U.K. government to approve P&O’s London Gateway terminal
The British government said today it plans to approve the construction near London of P&O Ports’ proposed major container and roll-on/roll-off terminal, after a lengthy public inquiry.
The news will provide relief among ocean carriers, forwarders and shippers in the United Kingdom that medium-term port infrastructure shortages will finally be tackled, after a proposal by Associated British Ports to build a new container terminal at Dibden Bay was rejected.
Transport Minister Derek Twigg said he expected to approve P&O’s proposal for London Gateway Port, to be located in Essex on the Thames River, and that the office of the deputy prime minister was also expected to approve the separate proposal by P&O and Shell for a logistics and business park. The approvals are subject to satisfaction on a number of outstanding issues, including the provision of additional highway capacity in the area.
“The government fully recognizes the nation’s and industry’s needs for additional container port capacity in order to meet future economic demand,” Twigg said.
The British port group welcomed the announcement, saying it is studying its details, including those relating to highways issues.
When fully developed, the port will have a capacity of 3.5 million TEUs a year. Its ro/ro freight facility will be able to handle two vessels simultaneously.
P&O said there is a national need for more container terminal capacity in the United Kingdom. “London Gateway Port will ensure that this requirement is met for at least the next 10 years,” the port operator said.
P&O expects the first container berths will be operational by the first half of 2008. The proposed London Gateway port will be capable of handling the largest deep-sea container ships.

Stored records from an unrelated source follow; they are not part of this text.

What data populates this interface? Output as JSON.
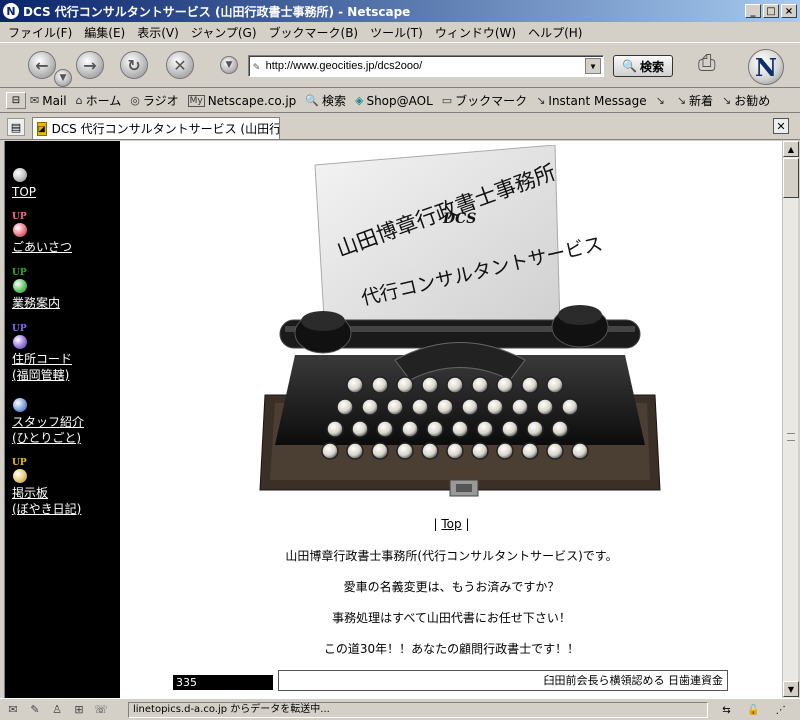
{
  "window": {
    "title": "DCS 代行コンサルタントサービス (山田行政書士事務所) - Netscape",
    "app_icon": "N"
  },
  "menu": [
    "ファイル(F)",
    "編集(E)",
    "表示(V)",
    "ジャンプ(G)",
    "ブックマーク(B)",
    "ツール(T)",
    "ウィンドウ(W)",
    "ヘルプ(H)"
  ],
  "navbar": {
    "url": "http://www.geocities.jp/dcs2ooo/",
    "search_label": "検索",
    "logo": "N"
  },
  "bookmarks": [
    {
      "icon": "mail-icon",
      "glyph": "✉",
      "label": "Mail"
    },
    {
      "icon": "home-icon",
      "glyph": "⌂",
      "label": "ホーム"
    },
    {
      "icon": "radio-icon",
      "glyph": "◎",
      "label": "ラジオ"
    },
    {
      "icon": "my-icon",
      "glyph": "My",
      "label": "Netscape.co.jp"
    },
    {
      "icon": "search-icon",
      "glyph": "🔍",
      "label": "検索"
    },
    {
      "icon": "aol-icon",
      "glyph": "◈",
      "label": "Shop@AOL"
    },
    {
      "icon": "folder-icon",
      "glyph": "▭",
      "label": "ブックマーク"
    },
    {
      "icon": "link-icon",
      "glyph": "↘",
      "label": "Instant Message"
    },
    {
      "icon": "link-icon",
      "glyph": "↘",
      "label": ""
    },
    {
      "icon": "link-icon",
      "glyph": "↘",
      "label": "新着"
    },
    {
      "icon": "link-icon",
      "glyph": "↘",
      "label": "お勧め"
    }
  ],
  "tab": {
    "label": "DCS 代行コンサルタントサービス (山田行政..."
  },
  "sidenav": [
    {
      "up": "",
      "ball_color": "#c8c8c8",
      "lines": [
        "TOP"
      ]
    },
    {
      "up": "UP",
      "ball_color": "#f08090",
      "lines": [
        "ごあいさつ"
      ]
    },
    {
      "up": "UP",
      "ball_color": "#70cc70",
      "lines": [
        "業務案内"
      ]
    },
    {
      "up": "UP",
      "ball_color": "#a080e0",
      "lines": [
        "住所コード",
        "(福岡管轄)"
      ]
    },
    {
      "up": "",
      "ball_color": "#88aadd",
      "lines": [
        "スタッフ紹介",
        "(ひとりごと)"
      ]
    },
    {
      "up": "UP",
      "ball_color": "#e8d080",
      "lines": [
        "掲示板",
        "(ぼやき日記)"
      ]
    }
  ],
  "hero": {
    "line1": "山田博章行政書士事務所",
    "line2": "DCS",
    "line3": "代行コンサルタントサービス"
  },
  "main": {
    "top_left": "| ",
    "top_link": "Top",
    "top_right": " |",
    "lines": [
      "山田博章行政書士事務所(代行コンサルタントサービス)です。",
      "愛車の名義変更は、もうお済みですか？",
      "事務処理はすべて山田代書にお任せ下さい！",
      "この道30年！！あなたの顧問行政書士です！！"
    ],
    "counter": "335",
    "marquee": "臼田前会長ら横領認める 日歯連資金"
  },
  "status": {
    "text": "linetopics.d-a.co.jp からデータを転送中..."
  },
  "colors": {
    "titlebar_start": "#0a246a",
    "chrome": "#d4d0c8",
    "sidebar": "#000000"
  }
}
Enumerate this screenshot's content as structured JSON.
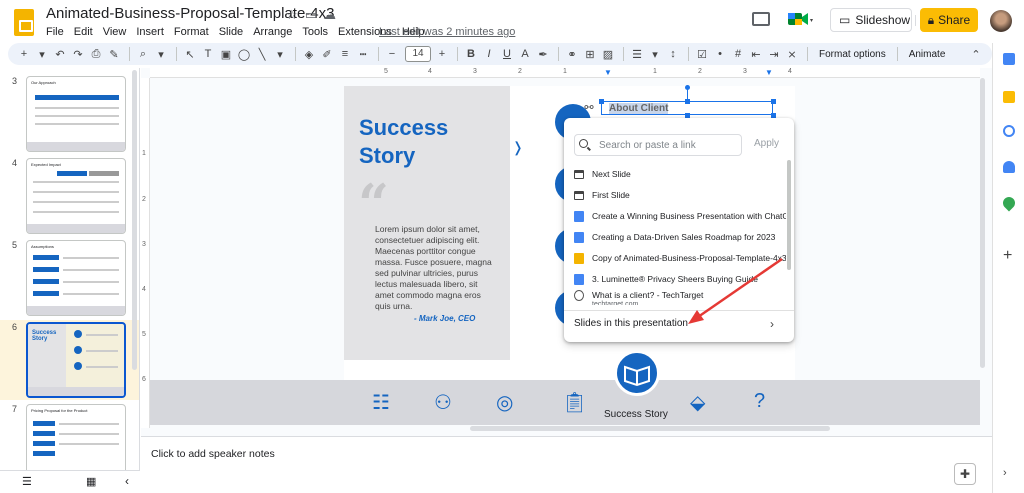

Applications by the Hutchison group to build container terminal on the East Coast of England are still pending.